From the first line to the last, print the material exactly, skipping the pictures.
══ Given data ══
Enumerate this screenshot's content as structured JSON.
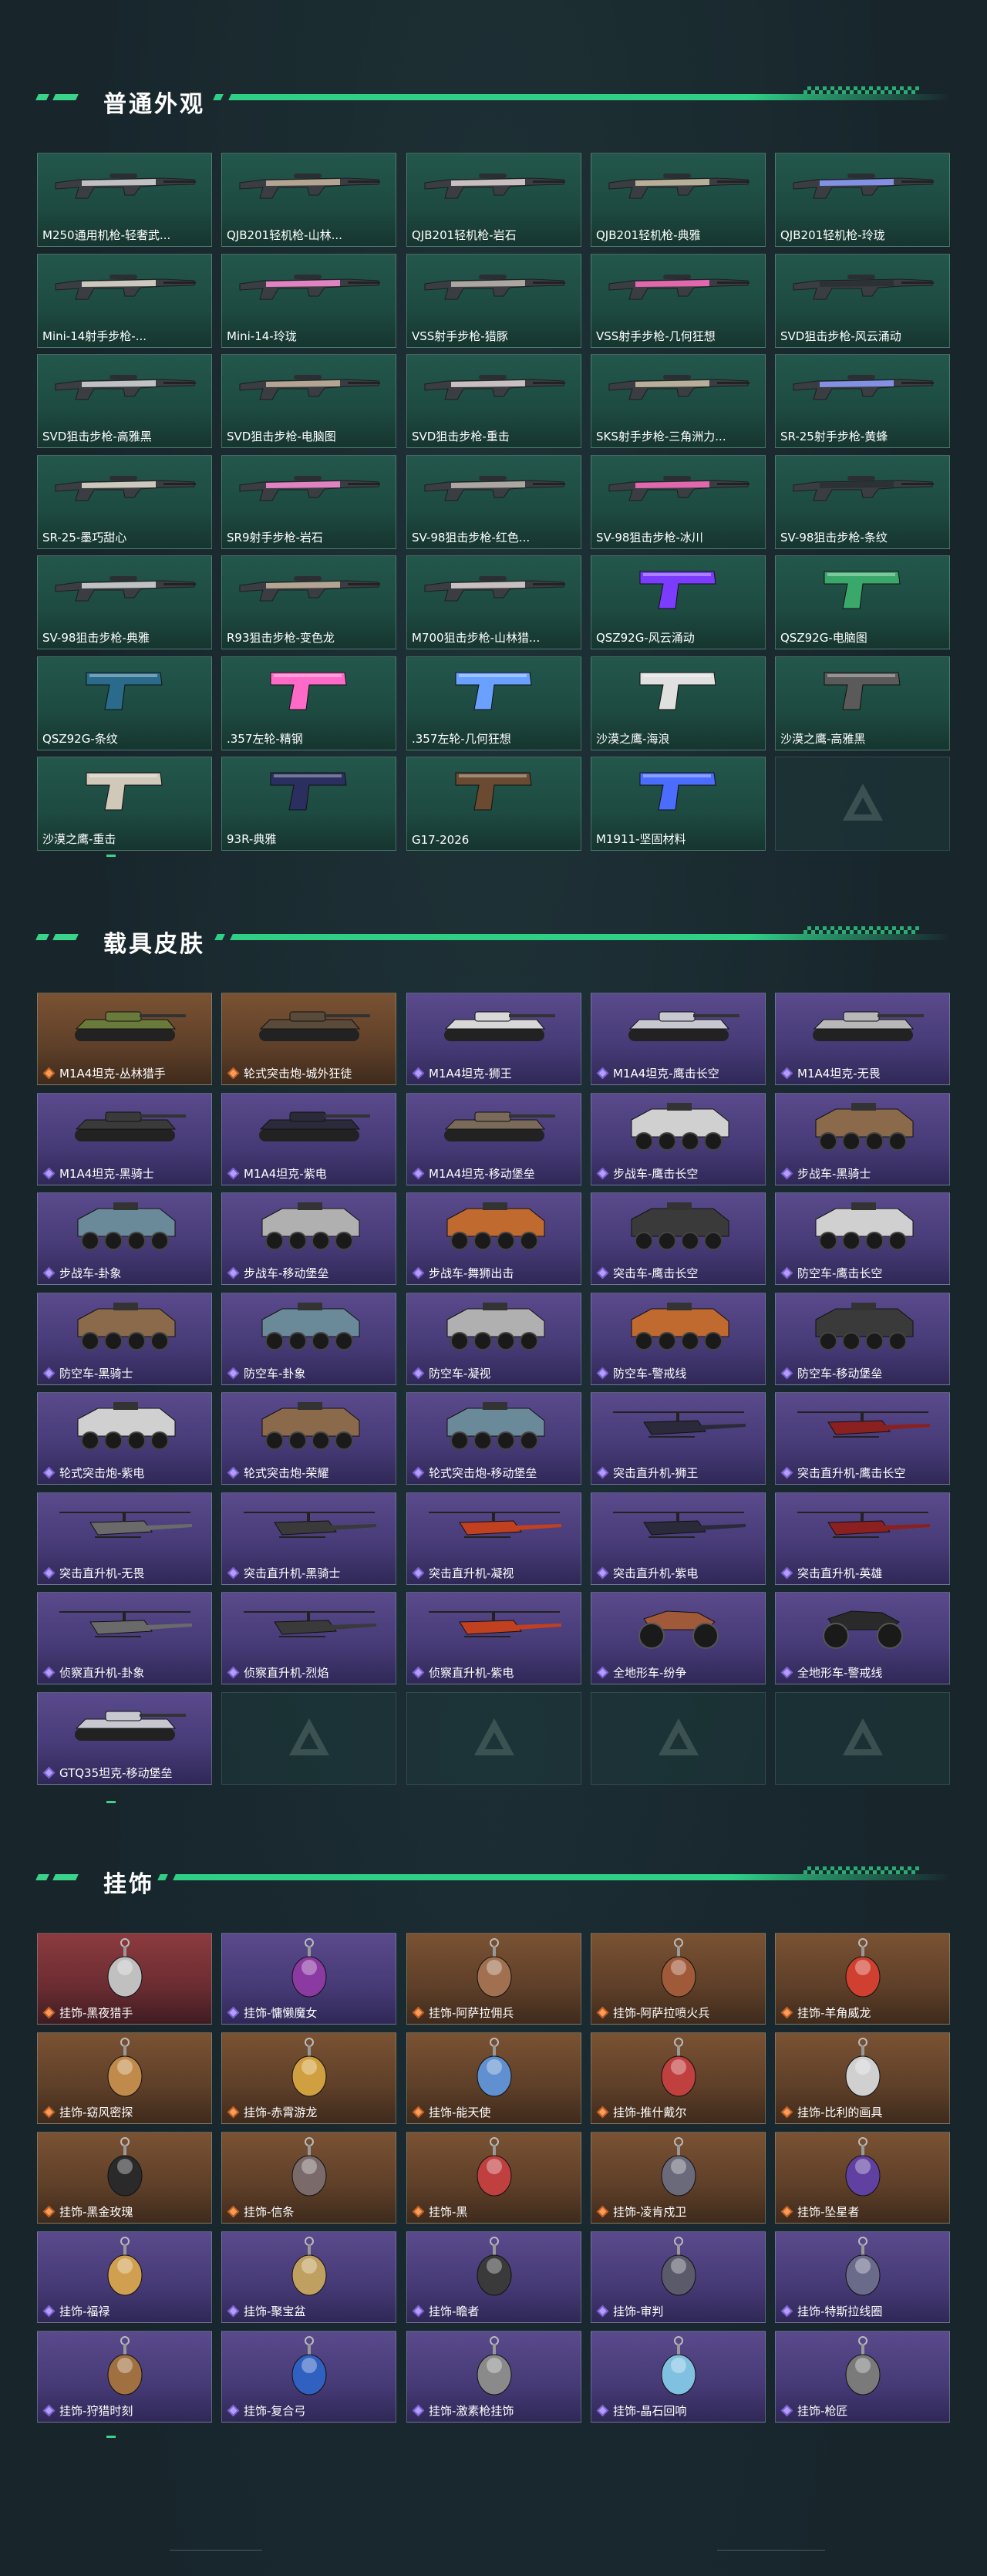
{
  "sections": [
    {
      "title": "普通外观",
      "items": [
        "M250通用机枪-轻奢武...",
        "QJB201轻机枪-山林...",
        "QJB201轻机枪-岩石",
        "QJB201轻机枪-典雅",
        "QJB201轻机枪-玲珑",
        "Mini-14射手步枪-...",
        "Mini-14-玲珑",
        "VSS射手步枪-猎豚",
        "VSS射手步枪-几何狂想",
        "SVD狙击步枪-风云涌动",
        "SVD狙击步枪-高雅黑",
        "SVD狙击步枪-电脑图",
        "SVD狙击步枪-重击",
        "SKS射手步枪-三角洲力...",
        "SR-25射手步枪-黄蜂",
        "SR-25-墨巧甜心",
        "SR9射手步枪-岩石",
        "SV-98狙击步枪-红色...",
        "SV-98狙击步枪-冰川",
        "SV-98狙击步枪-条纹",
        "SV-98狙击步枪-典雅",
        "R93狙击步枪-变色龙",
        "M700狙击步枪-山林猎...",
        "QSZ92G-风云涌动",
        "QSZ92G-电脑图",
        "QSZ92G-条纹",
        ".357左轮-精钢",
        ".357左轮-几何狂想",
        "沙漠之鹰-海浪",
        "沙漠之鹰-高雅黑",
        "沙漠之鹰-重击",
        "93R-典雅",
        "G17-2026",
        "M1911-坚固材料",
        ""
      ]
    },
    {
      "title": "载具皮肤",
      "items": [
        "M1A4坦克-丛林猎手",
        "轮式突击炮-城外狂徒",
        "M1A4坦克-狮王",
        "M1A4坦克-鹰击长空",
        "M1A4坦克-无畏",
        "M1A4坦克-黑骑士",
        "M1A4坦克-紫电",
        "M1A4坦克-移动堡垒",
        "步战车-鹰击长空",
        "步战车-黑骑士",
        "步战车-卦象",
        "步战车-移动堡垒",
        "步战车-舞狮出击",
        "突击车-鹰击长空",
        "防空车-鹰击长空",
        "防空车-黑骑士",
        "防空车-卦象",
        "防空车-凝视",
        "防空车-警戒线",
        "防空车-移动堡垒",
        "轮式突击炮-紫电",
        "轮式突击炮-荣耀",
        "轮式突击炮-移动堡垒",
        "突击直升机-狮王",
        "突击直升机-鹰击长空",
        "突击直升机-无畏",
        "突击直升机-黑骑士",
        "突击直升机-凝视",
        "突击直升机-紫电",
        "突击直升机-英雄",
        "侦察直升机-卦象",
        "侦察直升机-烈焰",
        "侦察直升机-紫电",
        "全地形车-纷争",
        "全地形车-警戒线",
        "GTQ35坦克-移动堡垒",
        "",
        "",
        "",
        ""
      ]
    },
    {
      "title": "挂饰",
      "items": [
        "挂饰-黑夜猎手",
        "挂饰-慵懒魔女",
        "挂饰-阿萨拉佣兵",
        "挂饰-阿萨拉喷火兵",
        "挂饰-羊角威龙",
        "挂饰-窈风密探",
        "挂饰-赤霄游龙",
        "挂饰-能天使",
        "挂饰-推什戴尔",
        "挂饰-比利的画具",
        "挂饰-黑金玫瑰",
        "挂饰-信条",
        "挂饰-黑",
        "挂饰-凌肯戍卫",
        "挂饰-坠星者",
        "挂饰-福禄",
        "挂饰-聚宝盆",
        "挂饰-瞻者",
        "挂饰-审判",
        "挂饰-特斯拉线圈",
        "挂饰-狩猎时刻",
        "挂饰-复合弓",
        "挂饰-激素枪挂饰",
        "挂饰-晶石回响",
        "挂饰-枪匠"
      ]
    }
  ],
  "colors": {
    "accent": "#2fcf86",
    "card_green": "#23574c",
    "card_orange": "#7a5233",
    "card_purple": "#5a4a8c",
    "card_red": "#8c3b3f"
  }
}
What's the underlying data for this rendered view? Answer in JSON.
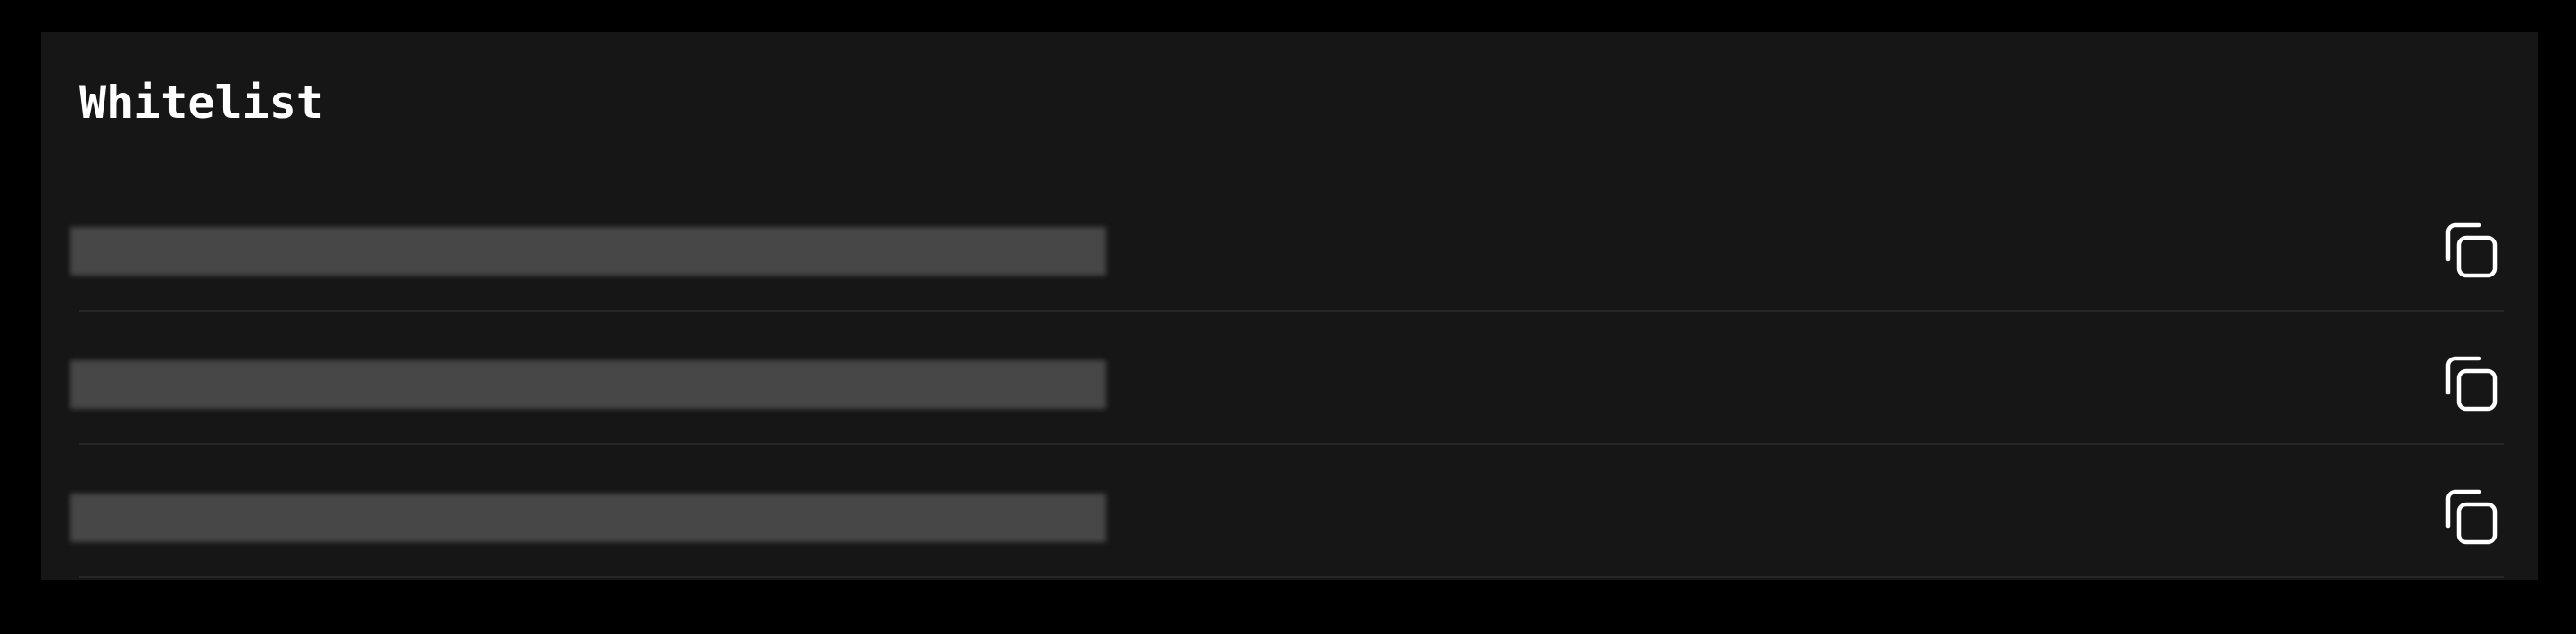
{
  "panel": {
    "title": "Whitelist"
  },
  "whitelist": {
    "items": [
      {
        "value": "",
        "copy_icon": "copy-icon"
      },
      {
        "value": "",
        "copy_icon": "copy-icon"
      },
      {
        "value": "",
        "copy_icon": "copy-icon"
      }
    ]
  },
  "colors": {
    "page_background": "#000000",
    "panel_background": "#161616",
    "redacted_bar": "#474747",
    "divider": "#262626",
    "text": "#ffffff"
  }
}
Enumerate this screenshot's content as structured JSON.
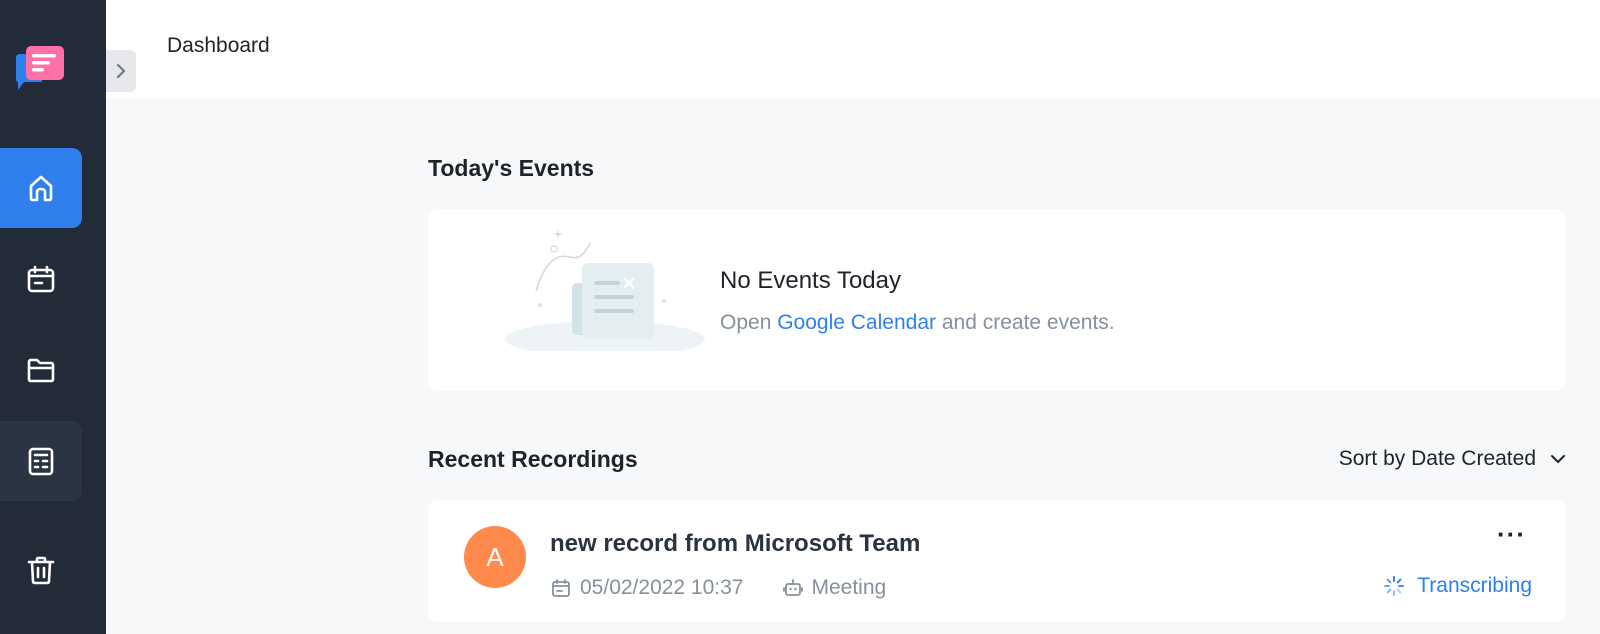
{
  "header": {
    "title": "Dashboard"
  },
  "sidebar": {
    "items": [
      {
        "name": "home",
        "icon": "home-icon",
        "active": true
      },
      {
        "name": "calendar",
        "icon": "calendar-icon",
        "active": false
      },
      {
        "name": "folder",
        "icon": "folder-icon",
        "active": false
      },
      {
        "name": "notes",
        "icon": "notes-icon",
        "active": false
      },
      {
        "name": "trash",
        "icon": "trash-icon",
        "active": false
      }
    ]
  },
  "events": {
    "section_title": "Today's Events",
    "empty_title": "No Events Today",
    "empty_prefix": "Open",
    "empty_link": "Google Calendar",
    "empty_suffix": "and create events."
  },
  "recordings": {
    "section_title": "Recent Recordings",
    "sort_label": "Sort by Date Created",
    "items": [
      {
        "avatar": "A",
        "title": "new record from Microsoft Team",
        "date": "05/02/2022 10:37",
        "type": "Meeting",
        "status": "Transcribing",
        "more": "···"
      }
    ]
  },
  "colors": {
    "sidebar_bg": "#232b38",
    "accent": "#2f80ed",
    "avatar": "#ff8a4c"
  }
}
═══
Task result:
Enumerate this screenshot's content as structured JSON.
{
  "sections": [
    {
      "title": "普通外观",
      "items": [
        "M250通用机枪-轻奢武...",
        "QJB201轻机枪-山林...",
        "QJB201轻机枪-岩石",
        "QJB201轻机枪-典雅",
        "QJB201轻机枪-玲珑",
        "Mini-14射手步枪-...",
        "Mini-14-玲珑",
        "VSS射手步枪-猎豚",
        "VSS射手步枪-几何狂想",
        "SVD狙击步枪-风云涌动",
        "SVD狙击步枪-高雅黑",
        "SVD狙击步枪-电脑图",
        "SVD狙击步枪-重击",
        "SKS射手步枪-三角洲力...",
        "SR-25射手步枪-黄蜂",
        "SR-25-墨巧甜心",
        "SR9射手步枪-岩石",
        "SV-98狙击步枪-红色...",
        "SV-98狙击步枪-冰川",
        "SV-98狙击步枪-条纹",
        "SV-98狙击步枪-典雅",
        "R93狙击步枪-变色龙",
        "M700狙击步枪-山林猎...",
        "QSZ92G-风云涌动",
        "QSZ92G-电脑图",
        "QSZ92G-条纹",
        ".357左轮-精钢",
        ".357左轮-几何狂想",
        "沙漠之鹰-海浪",
        "沙漠之鹰-高雅黑",
        "沙漠之鹰-重击",
        "93R-典雅",
        "G17-2026",
        "M1911-坚固材料",
        ""
      ]
    },
    {
      "title": "载具皮肤",
      "items": [
        "M1A4坦克-丛林猎手",
        "轮式突击炮-城外狂徒",
        "M1A4坦克-狮王",
        "M1A4坦克-鹰击长空",
        "M1A4坦克-无畏",
        "M1A4坦克-黑骑士",
        "M1A4坦克-紫电",
        "M1A4坦克-移动堡垒",
        "步战车-鹰击长空",
        "步战车-黑骑士",
        "步战车-卦象",
        "步战车-移动堡垒",
        "步战车-舞狮出击",
        "突击车-鹰击长空",
        "防空车-鹰击长空",
        "防空车-黑骑士",
        "防空车-卦象",
        "防空车-凝视",
        "防空车-警戒线",
        "防空车-移动堡垒",
        "轮式突击炮-紫电",
        "轮式突击炮-荣耀",
        "轮式突击炮-移动堡垒",
        "突击直升机-狮王",
        "突击直升机-鹰击长空",
        "突击直升机-无畏",
        "突击直升机-黑骑士",
        "突击直升机-凝视",
        "突击直升机-紫电",
        "突击直升机-英雄",
        "侦察直升机-卦象",
        "侦察直升机-烈焰",
        "侦察直升机-紫电",
        "全地形车-纷争",
        "全地形车-警戒线",
        "GTQ35坦克-移动堡垒",
        "",
        "",
        "",
        ""
      ]
    },
    {
      "title": "挂饰",
      "items": [
        "挂饰-黑夜猎手",
        "挂饰-慵懒魔女",
        "挂饰-阿萨拉佣兵",
        "挂饰-阿萨拉喷火兵",
        "挂饰-羊角威龙",
        "挂饰-窈风密探",
        "挂饰-赤霄游龙",
        "挂饰-能天使",
        "挂饰-推什戴尔",
        "挂饰-比利的画具",
        "挂饰-黑金玫瑰",
        "挂饰-信条",
        "挂饰-黑",
        "挂饰-凌肯戍卫",
        "挂饰-坠星者",
        "挂饰-福禄",
        "挂饰-聚宝盆",
        "挂饰-瞻者",
        "挂饰-审判",
        "挂饰-特斯拉线圈",
        "挂饰-狩猎时刻",
        "挂饰-复合弓",
        "挂饰-激素枪挂饰",
        "挂饰-晶石回响",
        "挂饰-枪匠"
      ]
    }
  ],
  "colors": {
    "accent": "#2fcf86",
    "card_green": "#23574c",
    "card_orange": "#7a5233",
    "card_purple": "#5a4a8c",
    "card_red": "#8c3b3f"
  }
}
What's the underlying data for this rendered view? Answer in JSON.
{
  "panel": {
    "title": "Whitelist"
  },
  "whitelist": {
    "items": [
      {
        "value": "",
        "copy_icon": "copy-icon"
      },
      {
        "value": "",
        "copy_icon": "copy-icon"
      },
      {
        "value": "",
        "copy_icon": "copy-icon"
      }
    ]
  },
  "colors": {
    "page_background": "#000000",
    "panel_background": "#161616",
    "redacted_bar": "#474747",
    "divider": "#262626",
    "text": "#ffffff"
  }
}
Enumerate this screenshot's content as structured JSON.
{
  "header": {
    "title": "Dashboard"
  },
  "sidebar": {
    "items": [
      {
        "name": "home",
        "icon": "home-icon",
        "active": true
      },
      {
        "name": "calendar",
        "icon": "calendar-icon",
        "active": false
      },
      {
        "name": "folder",
        "icon": "folder-icon",
        "active": false
      },
      {
        "name": "notes",
        "icon": "notes-icon",
        "active": false
      },
      {
        "name": "trash",
        "icon": "trash-icon",
        "active": false
      }
    ]
  },
  "events": {
    "section_title": "Today's Events",
    "empty_title": "No Events Today",
    "empty_prefix": "Open",
    "empty_link": "Google Calendar",
    "empty_suffix": "and create events."
  },
  "recordings": {
    "section_title": "Recent Recordings",
    "sort_label": "Sort by Date Created",
    "items": [
      {
        "avatar": "A",
        "title": "new record from Microsoft Team",
        "date": "05/02/2022 10:37",
        "type": "Meeting",
        "status": "Transcribing",
        "more": "···"
      }
    ]
  },
  "colors": {
    "sidebar_bg": "#232b38",
    "accent": "#2f80ed",
    "avatar": "#ff8a4c"
  }
}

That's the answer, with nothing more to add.